Task requirements: Show each line of the records below where the word "class" occurs.
Provided records START
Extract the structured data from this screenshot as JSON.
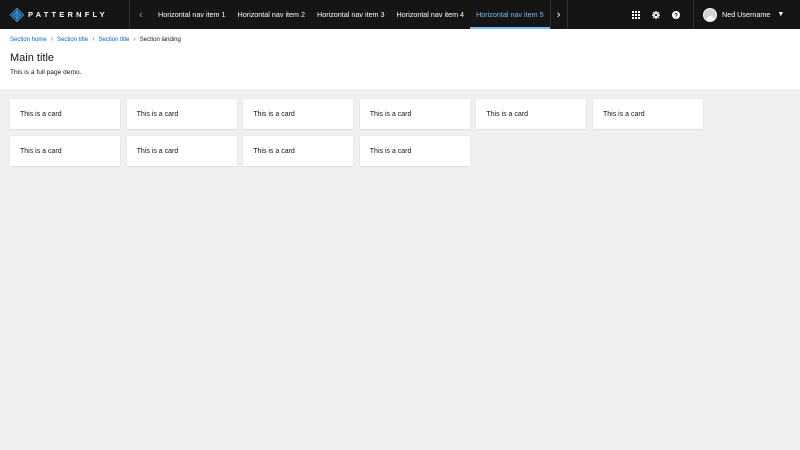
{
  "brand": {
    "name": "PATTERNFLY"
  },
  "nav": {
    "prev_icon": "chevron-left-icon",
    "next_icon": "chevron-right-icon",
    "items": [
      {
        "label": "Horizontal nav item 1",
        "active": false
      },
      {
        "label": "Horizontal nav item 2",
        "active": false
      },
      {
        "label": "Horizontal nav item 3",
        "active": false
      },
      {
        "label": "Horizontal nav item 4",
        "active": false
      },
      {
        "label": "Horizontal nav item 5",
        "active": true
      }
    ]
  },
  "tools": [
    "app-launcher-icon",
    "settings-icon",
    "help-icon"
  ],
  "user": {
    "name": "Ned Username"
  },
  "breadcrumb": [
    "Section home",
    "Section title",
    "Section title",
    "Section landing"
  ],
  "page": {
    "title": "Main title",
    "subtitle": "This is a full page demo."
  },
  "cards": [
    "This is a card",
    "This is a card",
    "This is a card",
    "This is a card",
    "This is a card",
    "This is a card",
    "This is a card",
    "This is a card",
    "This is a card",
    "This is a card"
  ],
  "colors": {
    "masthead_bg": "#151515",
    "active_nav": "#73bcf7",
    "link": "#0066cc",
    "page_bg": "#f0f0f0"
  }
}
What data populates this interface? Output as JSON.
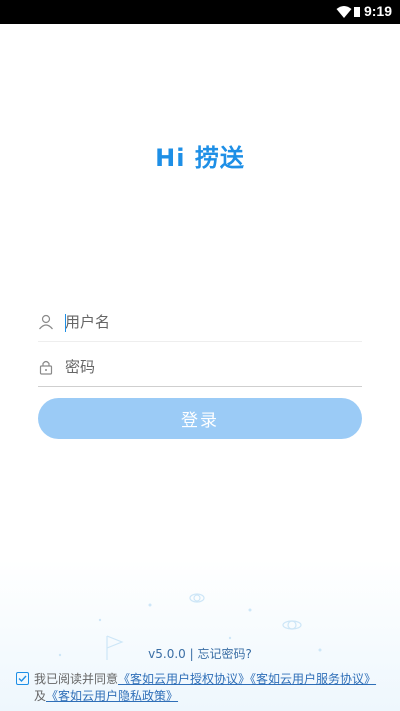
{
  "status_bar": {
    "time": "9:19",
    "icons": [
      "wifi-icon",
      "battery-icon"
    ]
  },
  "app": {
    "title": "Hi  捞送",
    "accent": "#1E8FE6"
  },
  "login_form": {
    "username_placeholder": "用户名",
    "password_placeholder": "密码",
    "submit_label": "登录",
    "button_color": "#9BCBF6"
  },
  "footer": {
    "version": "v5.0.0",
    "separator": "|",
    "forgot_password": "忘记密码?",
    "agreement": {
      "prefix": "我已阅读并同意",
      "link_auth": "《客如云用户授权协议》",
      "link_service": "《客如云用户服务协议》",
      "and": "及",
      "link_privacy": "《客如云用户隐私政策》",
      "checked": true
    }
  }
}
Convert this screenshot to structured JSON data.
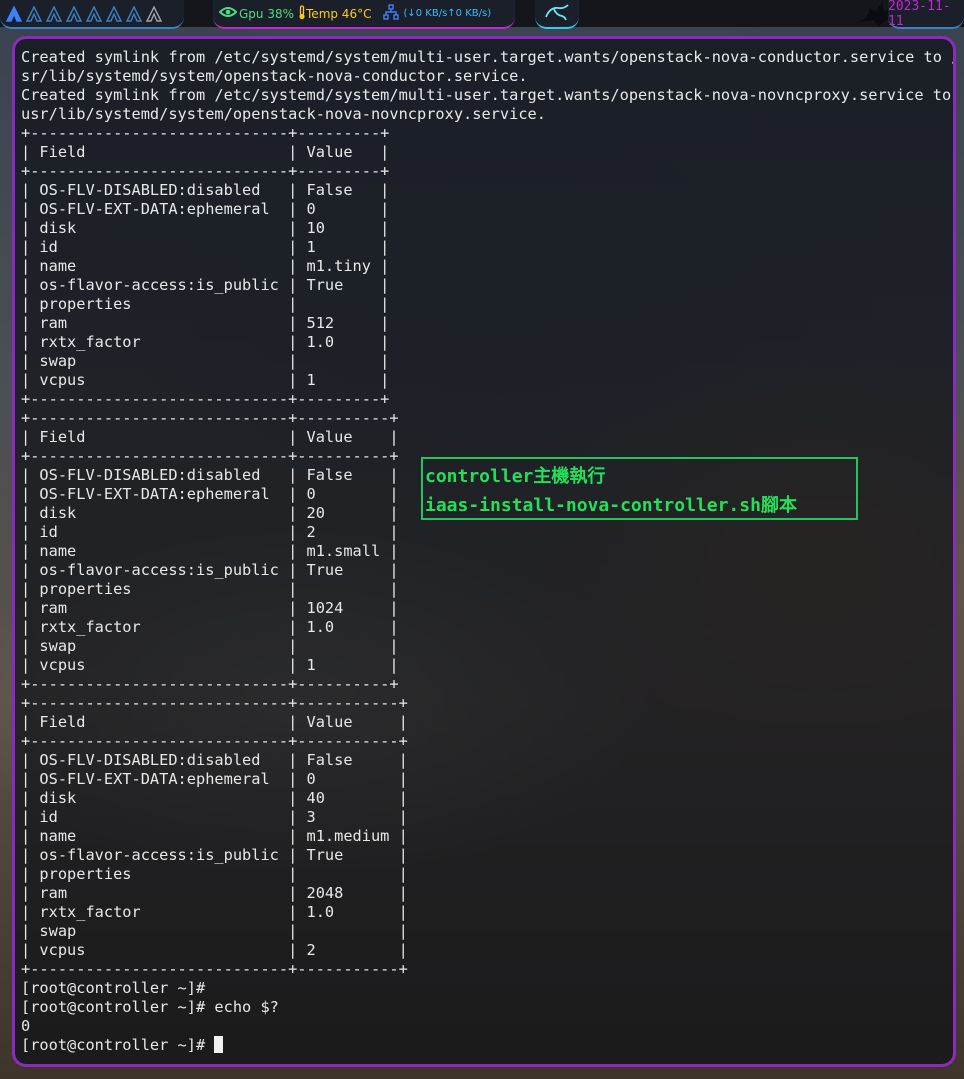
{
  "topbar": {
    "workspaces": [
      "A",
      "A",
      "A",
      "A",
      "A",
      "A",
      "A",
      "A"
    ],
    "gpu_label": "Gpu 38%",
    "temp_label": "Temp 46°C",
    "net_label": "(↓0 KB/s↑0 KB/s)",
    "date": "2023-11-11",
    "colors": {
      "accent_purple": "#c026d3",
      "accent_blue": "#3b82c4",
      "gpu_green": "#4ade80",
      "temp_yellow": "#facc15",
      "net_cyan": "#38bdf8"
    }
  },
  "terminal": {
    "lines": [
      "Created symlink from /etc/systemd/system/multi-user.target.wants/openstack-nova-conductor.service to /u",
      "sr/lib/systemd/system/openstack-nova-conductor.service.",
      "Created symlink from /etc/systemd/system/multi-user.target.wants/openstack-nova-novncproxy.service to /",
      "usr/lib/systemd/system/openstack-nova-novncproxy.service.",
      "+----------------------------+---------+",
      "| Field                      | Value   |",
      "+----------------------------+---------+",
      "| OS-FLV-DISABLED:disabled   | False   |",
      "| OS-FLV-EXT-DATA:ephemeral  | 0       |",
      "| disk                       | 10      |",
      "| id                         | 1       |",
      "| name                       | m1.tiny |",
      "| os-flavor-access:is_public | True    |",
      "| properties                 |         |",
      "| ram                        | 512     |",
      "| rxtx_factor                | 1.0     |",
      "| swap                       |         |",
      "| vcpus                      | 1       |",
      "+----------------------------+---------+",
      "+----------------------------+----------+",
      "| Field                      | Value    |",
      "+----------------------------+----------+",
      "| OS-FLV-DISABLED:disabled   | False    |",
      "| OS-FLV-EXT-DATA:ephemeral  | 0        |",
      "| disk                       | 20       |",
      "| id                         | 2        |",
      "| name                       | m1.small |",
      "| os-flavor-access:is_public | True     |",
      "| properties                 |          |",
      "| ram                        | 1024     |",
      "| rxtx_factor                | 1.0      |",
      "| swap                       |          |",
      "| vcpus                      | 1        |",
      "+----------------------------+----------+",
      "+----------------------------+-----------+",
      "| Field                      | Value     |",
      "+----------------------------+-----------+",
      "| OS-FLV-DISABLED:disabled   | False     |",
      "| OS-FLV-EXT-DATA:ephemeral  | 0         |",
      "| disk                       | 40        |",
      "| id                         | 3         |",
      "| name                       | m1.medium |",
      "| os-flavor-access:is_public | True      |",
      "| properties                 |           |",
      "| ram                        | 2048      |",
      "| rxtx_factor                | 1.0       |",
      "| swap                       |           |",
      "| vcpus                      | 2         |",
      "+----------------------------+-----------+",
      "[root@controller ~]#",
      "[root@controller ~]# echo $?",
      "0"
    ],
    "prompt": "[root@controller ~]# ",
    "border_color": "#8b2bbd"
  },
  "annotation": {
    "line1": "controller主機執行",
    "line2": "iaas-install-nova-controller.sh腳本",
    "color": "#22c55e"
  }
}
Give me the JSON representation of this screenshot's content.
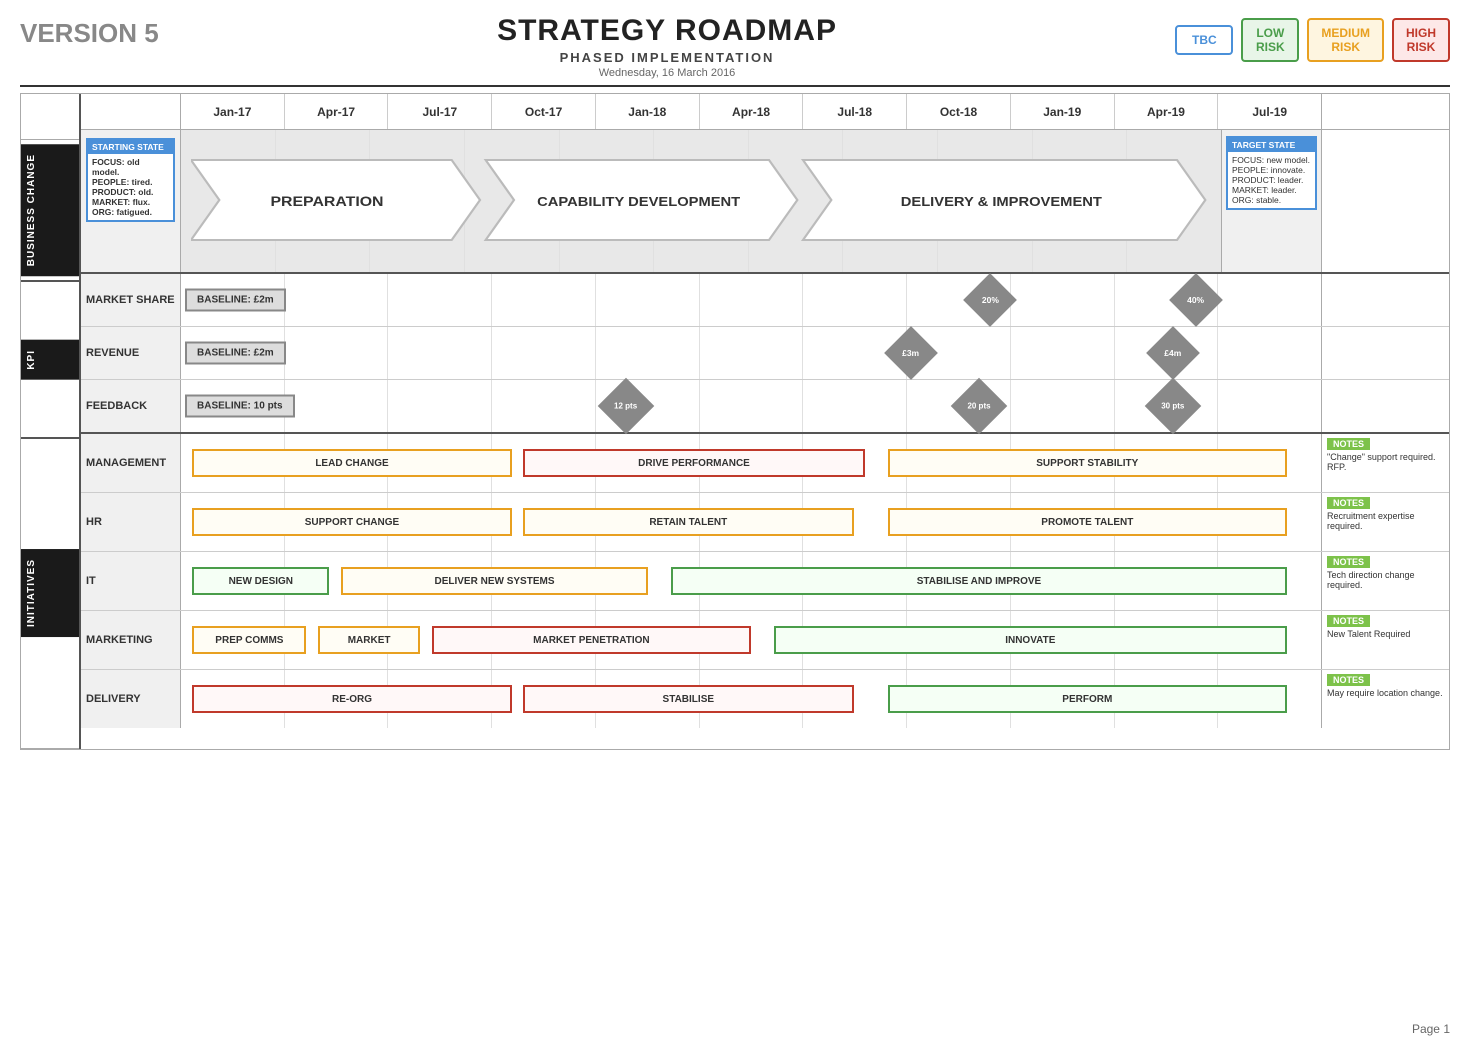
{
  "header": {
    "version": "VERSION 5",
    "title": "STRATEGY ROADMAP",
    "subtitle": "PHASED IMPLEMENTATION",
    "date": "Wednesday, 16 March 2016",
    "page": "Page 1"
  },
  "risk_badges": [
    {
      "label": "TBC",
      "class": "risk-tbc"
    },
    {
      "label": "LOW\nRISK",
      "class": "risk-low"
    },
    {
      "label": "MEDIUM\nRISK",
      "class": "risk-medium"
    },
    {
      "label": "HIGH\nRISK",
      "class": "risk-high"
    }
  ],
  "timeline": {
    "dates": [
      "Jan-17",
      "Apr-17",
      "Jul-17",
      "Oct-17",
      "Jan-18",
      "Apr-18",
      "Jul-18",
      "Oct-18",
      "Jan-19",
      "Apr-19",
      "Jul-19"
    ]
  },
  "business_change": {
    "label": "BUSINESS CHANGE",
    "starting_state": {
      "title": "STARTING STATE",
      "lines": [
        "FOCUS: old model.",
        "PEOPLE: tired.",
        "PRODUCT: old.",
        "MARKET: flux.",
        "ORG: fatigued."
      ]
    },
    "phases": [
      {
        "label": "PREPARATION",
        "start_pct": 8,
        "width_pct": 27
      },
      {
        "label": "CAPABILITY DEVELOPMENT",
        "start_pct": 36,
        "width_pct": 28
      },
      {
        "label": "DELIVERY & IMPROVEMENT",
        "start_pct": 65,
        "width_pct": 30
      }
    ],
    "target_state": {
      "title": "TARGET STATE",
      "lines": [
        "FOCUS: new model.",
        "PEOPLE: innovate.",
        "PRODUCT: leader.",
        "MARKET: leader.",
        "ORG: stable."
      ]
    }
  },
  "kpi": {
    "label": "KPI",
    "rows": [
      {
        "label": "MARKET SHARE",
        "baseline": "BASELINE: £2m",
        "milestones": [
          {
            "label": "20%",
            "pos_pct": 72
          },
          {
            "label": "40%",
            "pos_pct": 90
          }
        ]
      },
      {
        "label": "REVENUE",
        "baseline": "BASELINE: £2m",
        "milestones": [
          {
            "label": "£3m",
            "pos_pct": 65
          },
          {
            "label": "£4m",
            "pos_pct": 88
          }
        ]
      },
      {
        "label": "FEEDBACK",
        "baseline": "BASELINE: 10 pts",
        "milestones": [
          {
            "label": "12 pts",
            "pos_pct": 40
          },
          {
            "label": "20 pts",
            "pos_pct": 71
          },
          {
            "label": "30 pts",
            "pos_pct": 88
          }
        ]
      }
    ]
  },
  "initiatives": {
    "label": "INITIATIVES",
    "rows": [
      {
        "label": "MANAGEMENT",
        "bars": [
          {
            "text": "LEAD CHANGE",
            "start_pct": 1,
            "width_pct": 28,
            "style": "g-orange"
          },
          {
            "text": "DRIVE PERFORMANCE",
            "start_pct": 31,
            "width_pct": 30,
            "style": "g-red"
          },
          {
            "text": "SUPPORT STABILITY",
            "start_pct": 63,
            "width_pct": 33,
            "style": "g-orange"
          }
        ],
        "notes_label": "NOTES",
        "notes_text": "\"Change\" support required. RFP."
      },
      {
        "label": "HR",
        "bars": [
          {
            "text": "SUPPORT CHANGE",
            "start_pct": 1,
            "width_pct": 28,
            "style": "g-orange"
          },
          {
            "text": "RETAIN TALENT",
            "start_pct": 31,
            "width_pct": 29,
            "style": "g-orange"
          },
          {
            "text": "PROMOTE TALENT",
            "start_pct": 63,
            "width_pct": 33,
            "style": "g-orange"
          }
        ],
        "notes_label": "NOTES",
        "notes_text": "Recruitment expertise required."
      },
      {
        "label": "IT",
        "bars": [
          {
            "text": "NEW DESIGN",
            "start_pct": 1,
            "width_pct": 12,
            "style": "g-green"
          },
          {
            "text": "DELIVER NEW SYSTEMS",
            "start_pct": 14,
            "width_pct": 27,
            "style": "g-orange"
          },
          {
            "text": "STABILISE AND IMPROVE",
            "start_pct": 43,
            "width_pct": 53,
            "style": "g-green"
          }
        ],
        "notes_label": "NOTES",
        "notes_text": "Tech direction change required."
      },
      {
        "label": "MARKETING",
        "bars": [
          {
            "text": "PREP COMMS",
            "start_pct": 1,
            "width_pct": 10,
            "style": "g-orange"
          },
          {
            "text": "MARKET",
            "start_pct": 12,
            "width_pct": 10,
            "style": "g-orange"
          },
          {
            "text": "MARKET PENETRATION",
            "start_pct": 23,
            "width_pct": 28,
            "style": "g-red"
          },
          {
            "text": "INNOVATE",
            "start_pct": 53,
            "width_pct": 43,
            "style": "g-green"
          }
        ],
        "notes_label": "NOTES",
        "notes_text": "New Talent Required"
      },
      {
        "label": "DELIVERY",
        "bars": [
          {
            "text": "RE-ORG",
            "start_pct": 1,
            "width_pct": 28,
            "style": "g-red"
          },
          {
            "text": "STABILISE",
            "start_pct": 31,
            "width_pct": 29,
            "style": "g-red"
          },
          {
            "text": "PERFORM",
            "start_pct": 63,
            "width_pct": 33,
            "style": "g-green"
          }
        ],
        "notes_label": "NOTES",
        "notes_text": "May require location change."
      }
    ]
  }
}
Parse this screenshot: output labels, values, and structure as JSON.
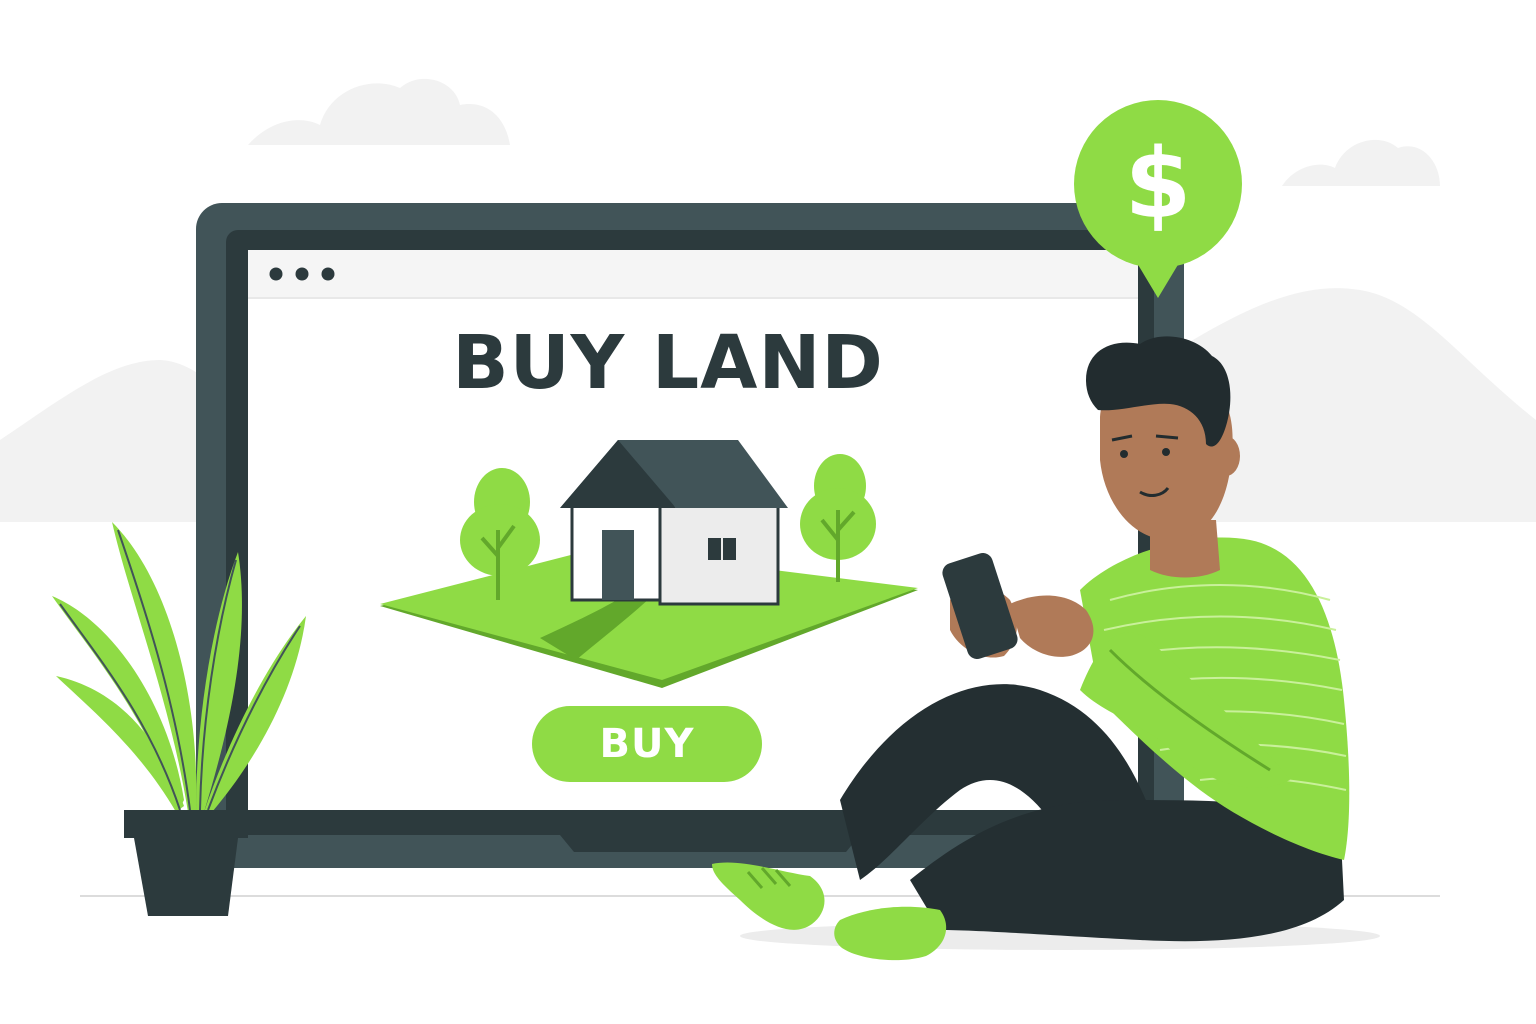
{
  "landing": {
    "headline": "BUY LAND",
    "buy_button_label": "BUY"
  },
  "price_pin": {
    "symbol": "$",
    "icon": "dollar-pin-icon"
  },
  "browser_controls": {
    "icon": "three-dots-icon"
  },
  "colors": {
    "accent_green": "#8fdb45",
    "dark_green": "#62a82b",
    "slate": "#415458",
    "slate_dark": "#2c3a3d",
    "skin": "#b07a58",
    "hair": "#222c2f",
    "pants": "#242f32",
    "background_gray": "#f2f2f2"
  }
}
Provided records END
Expected answer:
      "class": "risk-tbc"
      "class": "risk-low"
      "class": "risk-medium"
      "class": "risk-high"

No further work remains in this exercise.